## TASK REQUIREMENTS
In the listing, find every line that has the string "material" and copy it.

# # #

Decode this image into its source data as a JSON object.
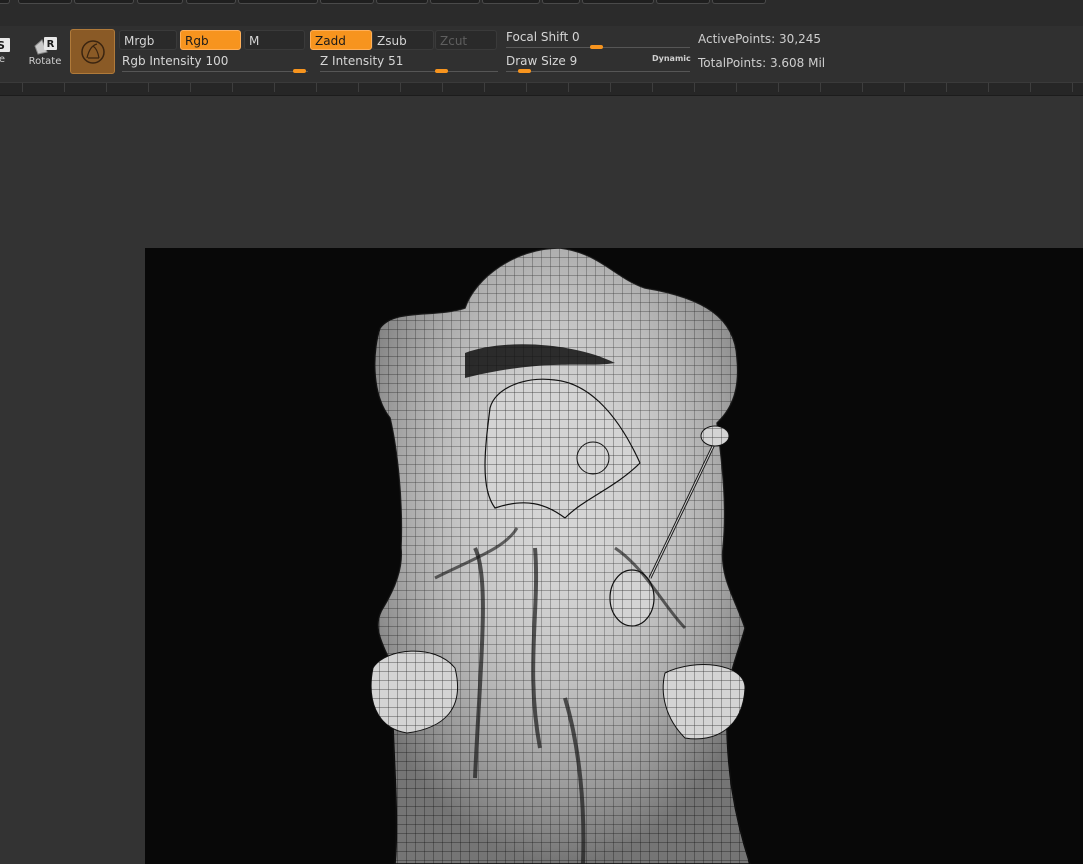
{
  "toolbar": {
    "left_tools": [
      {
        "letter": "S",
        "label": "e",
        "icon": "scale-icon"
      },
      {
        "letter": "R",
        "label": "Rotate",
        "icon": "rotate-icon"
      }
    ],
    "material_icon": "material-sphere-icon",
    "modes": {
      "mrgb": "Mrgb",
      "rgb": "Rgb",
      "m": "M",
      "zadd": "Zadd",
      "zsub": "Zsub",
      "zcut": "Zcut"
    },
    "sliders": {
      "rgb_intensity": {
        "label": "Rgb Intensity",
        "value": "100",
        "fraction": 1.0
      },
      "z_intensity": {
        "label": "Z Intensity",
        "value": "51",
        "fraction": 0.51
      },
      "focal_shift": {
        "label": "Focal Shift",
        "value": "0",
        "fraction": 0.5
      },
      "draw_size": {
        "label": "Draw Size",
        "value": "9",
        "fraction": 0.0
      }
    },
    "dynamic_label": "Dynamic",
    "stats": {
      "active_label": "ActivePoints:",
      "active_value": "30,245",
      "total_label": "TotalPoints:",
      "total_value": "3.608 Mil"
    }
  },
  "colors": {
    "accent": "#f7941e",
    "material": "#8a5a26",
    "background": "#333333",
    "canvas": "#080808"
  }
}
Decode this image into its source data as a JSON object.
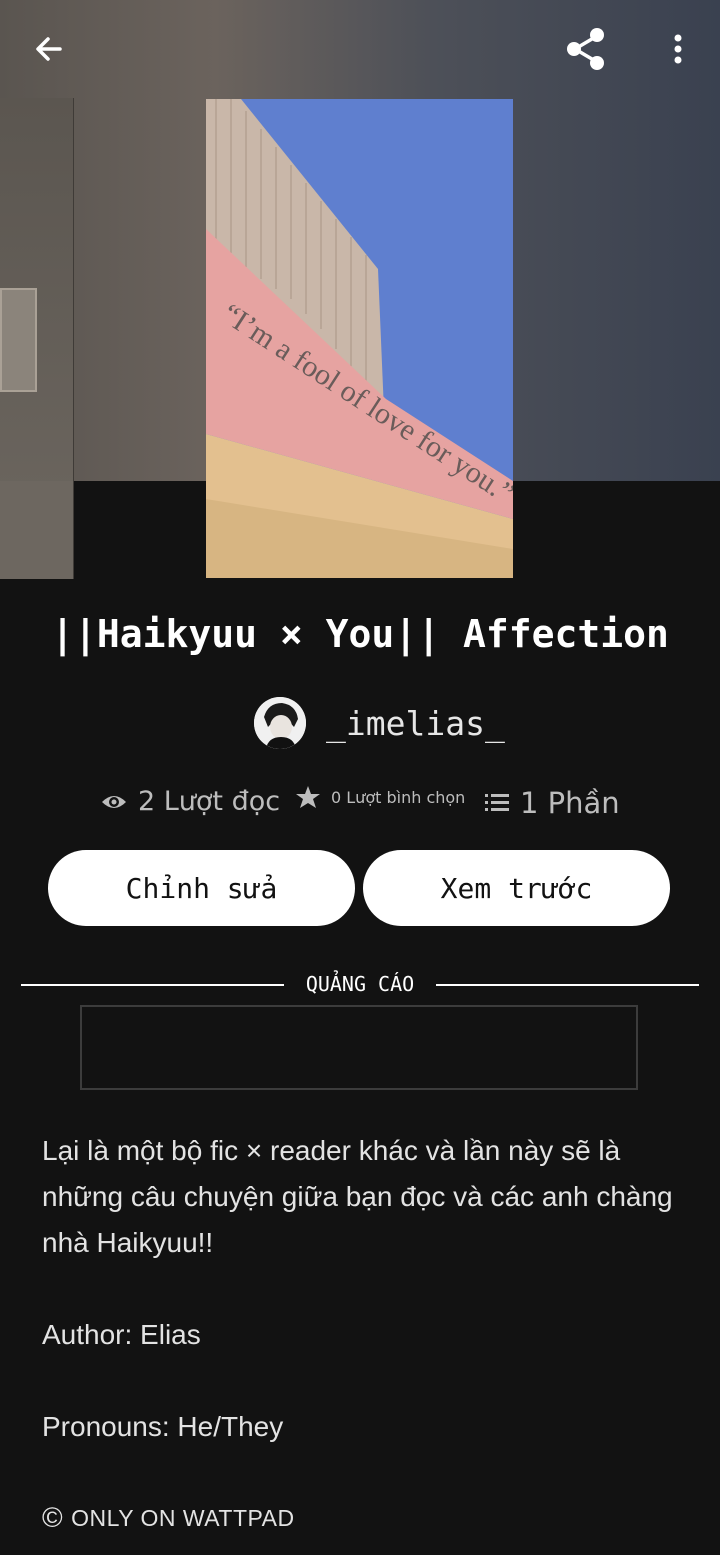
{
  "story": {
    "title": "||Haikyuu × You||  Affection",
    "cover_quote": "“I’m a fool of love for you.”",
    "author": "_imelias_"
  },
  "stats": {
    "reads": "2 Lượt đọc",
    "votes": "0 Lượt bình chọn",
    "parts": "1 Phần"
  },
  "actions": {
    "edit_label": "Chỉnh sửa",
    "preview_label": "Xem trước"
  },
  "ad": {
    "label": "QUẢNG CÁO"
  },
  "description": {
    "paragraph1": "Lại là một bộ fic × reader khác và lần này sẽ là những câu chuyện giữa bạn đọc và các anh chàng nhà Haikyuu!!",
    "paragraph2": "Author: Elias",
    "paragraph3": "Pronouns: He/They"
  },
  "copyright": {
    "symbol": "©",
    "text": "ONLY ON WATTPAD"
  },
  "icons": {
    "back": "back-arrow-icon",
    "share": "share-icon",
    "more": "more-vertical-icon",
    "eye": "eye-icon",
    "star": "star-icon",
    "list": "list-icon"
  }
}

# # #

## FINISHED TASK
    "material_icon": "material-sphere-icon",
    "material": "#8a5a26",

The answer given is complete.